Provided data:
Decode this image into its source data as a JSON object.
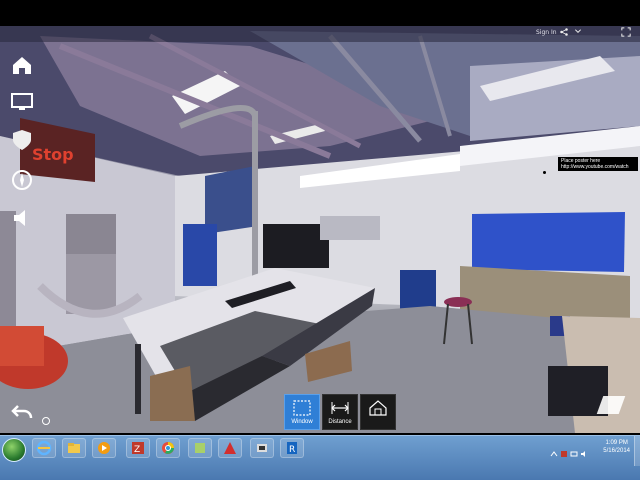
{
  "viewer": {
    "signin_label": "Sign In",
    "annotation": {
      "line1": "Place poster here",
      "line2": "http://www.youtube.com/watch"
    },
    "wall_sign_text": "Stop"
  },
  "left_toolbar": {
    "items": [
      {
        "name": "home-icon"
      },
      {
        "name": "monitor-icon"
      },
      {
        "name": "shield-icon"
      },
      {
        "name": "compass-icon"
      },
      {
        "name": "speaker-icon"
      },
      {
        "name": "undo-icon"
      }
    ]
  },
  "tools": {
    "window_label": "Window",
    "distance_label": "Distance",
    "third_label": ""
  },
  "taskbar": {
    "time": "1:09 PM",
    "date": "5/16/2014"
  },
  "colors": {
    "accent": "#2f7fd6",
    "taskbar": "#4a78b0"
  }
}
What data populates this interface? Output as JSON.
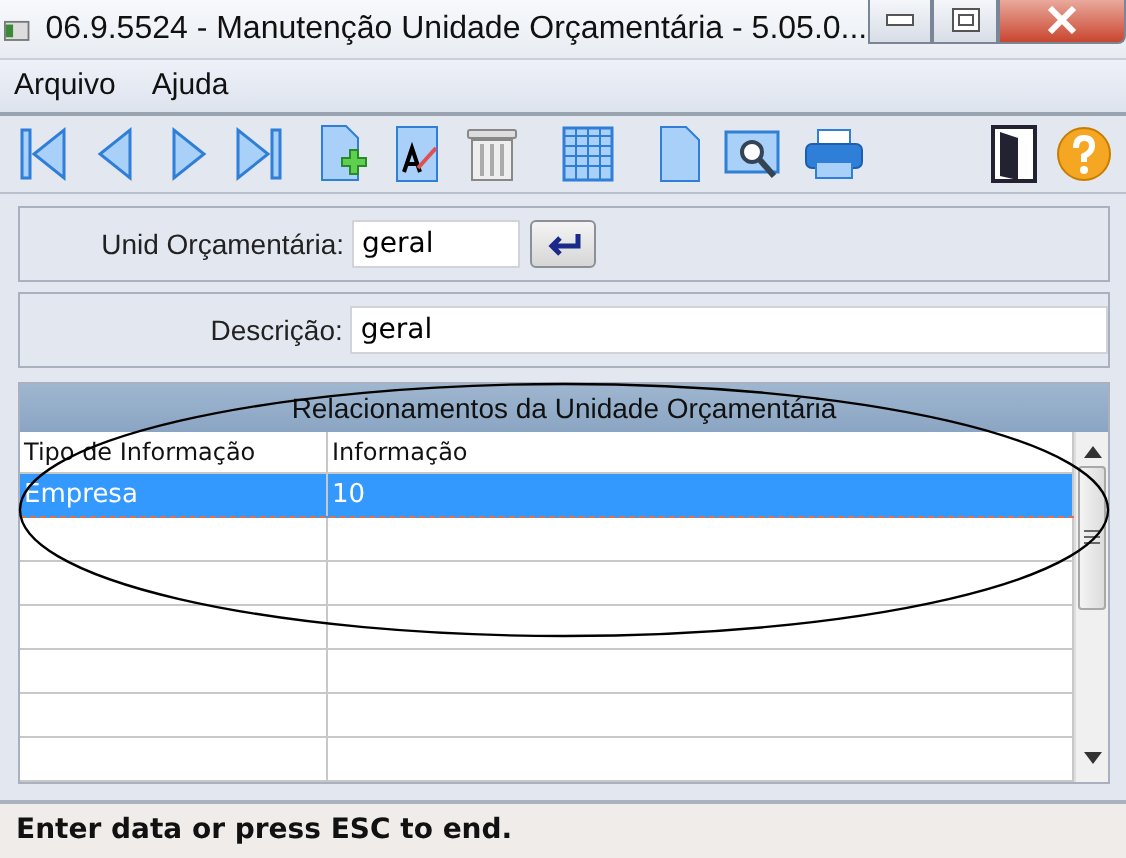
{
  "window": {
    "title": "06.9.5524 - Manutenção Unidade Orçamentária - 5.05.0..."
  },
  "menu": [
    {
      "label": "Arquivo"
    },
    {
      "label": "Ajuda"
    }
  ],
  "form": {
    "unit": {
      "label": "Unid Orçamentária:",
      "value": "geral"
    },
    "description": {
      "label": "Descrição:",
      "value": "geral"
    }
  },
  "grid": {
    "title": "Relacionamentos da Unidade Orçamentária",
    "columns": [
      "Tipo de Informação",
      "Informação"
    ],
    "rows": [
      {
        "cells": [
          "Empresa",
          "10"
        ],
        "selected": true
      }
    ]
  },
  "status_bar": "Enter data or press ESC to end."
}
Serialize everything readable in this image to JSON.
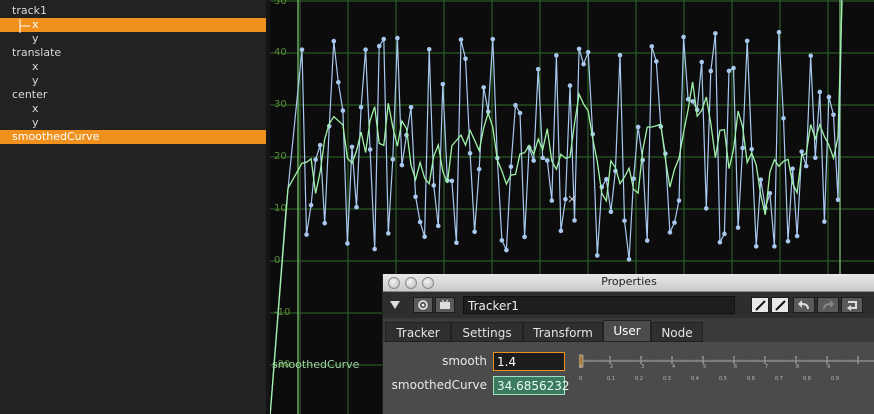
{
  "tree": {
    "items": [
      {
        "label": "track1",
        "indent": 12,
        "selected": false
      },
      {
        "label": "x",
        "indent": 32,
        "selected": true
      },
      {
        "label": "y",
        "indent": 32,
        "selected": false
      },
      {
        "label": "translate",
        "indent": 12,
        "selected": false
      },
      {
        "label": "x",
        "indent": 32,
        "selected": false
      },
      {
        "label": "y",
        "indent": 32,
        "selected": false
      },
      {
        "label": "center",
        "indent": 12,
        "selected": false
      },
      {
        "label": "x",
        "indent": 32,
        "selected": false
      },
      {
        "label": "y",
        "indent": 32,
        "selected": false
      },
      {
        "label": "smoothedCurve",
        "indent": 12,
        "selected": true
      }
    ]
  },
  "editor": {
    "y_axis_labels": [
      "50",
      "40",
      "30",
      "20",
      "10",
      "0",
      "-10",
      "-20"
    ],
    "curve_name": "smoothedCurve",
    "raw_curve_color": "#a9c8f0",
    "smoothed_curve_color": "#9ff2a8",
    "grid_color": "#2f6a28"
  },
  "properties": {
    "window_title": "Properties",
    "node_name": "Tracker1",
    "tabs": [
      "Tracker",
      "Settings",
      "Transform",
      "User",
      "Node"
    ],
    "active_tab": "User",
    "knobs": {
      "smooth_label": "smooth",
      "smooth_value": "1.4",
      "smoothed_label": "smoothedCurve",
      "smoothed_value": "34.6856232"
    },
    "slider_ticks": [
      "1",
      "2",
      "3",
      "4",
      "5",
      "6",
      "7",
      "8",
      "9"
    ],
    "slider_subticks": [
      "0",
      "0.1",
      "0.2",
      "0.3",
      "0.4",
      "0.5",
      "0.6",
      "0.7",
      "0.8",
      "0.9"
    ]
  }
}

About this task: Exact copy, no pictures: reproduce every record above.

Your response:
Decode this image into its source data as a JSON object.
{
  "viewer": {
    "signin_label": "Sign In",
    "annotation": {
      "line1": "Place poster here",
      "line2": "http://www.youtube.com/watch"
    },
    "wall_sign_text": "Stop"
  },
  "left_toolbar": {
    "items": [
      {
        "name": "home-icon"
      },
      {
        "name": "monitor-icon"
      },
      {
        "name": "shield-icon"
      },
      {
        "name": "compass-icon"
      },
      {
        "name": "speaker-icon"
      },
      {
        "name": "undo-icon"
      }
    ]
  },
  "tools": {
    "window_label": "Window",
    "distance_label": "Distance",
    "third_label": ""
  },
  "taskbar": {
    "time": "1:09 PM",
    "date": "5/16/2014"
  },
  "colors": {
    "accent": "#2f7fd6",
    "taskbar": "#4a78b0"
  }
}
What data populates this interface? Output as JSON.
{
  "window": {
    "title": "06.9.5524 - Manutenção Unidade Orçamentária - 5.05.0..."
  },
  "menu": [
    {
      "label": "Arquivo"
    },
    {
      "label": "Ajuda"
    }
  ],
  "form": {
    "unit": {
      "label": "Unid Orçamentária:",
      "value": "geral"
    },
    "description": {
      "label": "Descrição:",
      "value": "geral"
    }
  },
  "grid": {
    "title": "Relacionamentos da Unidade Orçamentária",
    "columns": [
      "Tipo de Informação",
      "Informação"
    ],
    "rows": [
      {
        "cells": [
          "Empresa",
          "10"
        ],
        "selected": true
      }
    ]
  },
  "status_bar": "Enter data or press ESC to end."
}
Serialize everything readable in this image to JSON.
{
  "tree": {
    "items": [
      {
        "label": "track1",
        "indent": 12,
        "selected": false
      },
      {
        "label": "x",
        "indent": 32,
        "selected": true
      },
      {
        "label": "y",
        "indent": 32,
        "selected": false
      },
      {
        "label": "translate",
        "indent": 12,
        "selected": false
      },
      {
        "label": "x",
        "indent": 32,
        "selected": false
      },
      {
        "label": "y",
        "indent": 32,
        "selected": false
      },
      {
        "label": "center",
        "indent": 12,
        "selected": false
      },
      {
        "label": "x",
        "indent": 32,
        "selected": false
      },
      {
        "label": "y",
        "indent": 32,
        "selected": false
      },
      {
        "label": "smoothedCurve",
        "indent": 12,
        "selected": true
      }
    ]
  },
  "editor": {
    "y_axis_labels": [
      "50",
      "40",
      "30",
      "20",
      "10",
      "0",
      "-10",
      "-20"
    ],
    "curve_name": "smoothedCurve",
    "raw_curve_color": "#a9c8f0",
    "smoothed_curve_color": "#9ff2a8",
    "grid_color": "#2f6a28"
  },
  "properties": {
    "window_title": "Properties",
    "node_name": "Tracker1",
    "tabs": [
      "Tracker",
      "Settings",
      "Transform",
      "User",
      "Node"
    ],
    "active_tab": "User",
    "knobs": {
      "smooth_label": "smooth",
      "smooth_value": "1.4",
      "smoothed_label": "smoothedCurve",
      "smoothed_value": "34.6856232"
    },
    "slider_ticks": [
      "1",
      "2",
      "3",
      "4",
      "5",
      "6",
      "7",
      "8",
      "9"
    ],
    "slider_subticks": [
      "0",
      "0.1",
      "0.2",
      "0.3",
      "0.4",
      "0.5",
      "0.6",
      "0.7",
      "0.8",
      "0.9"
    ]
  }
}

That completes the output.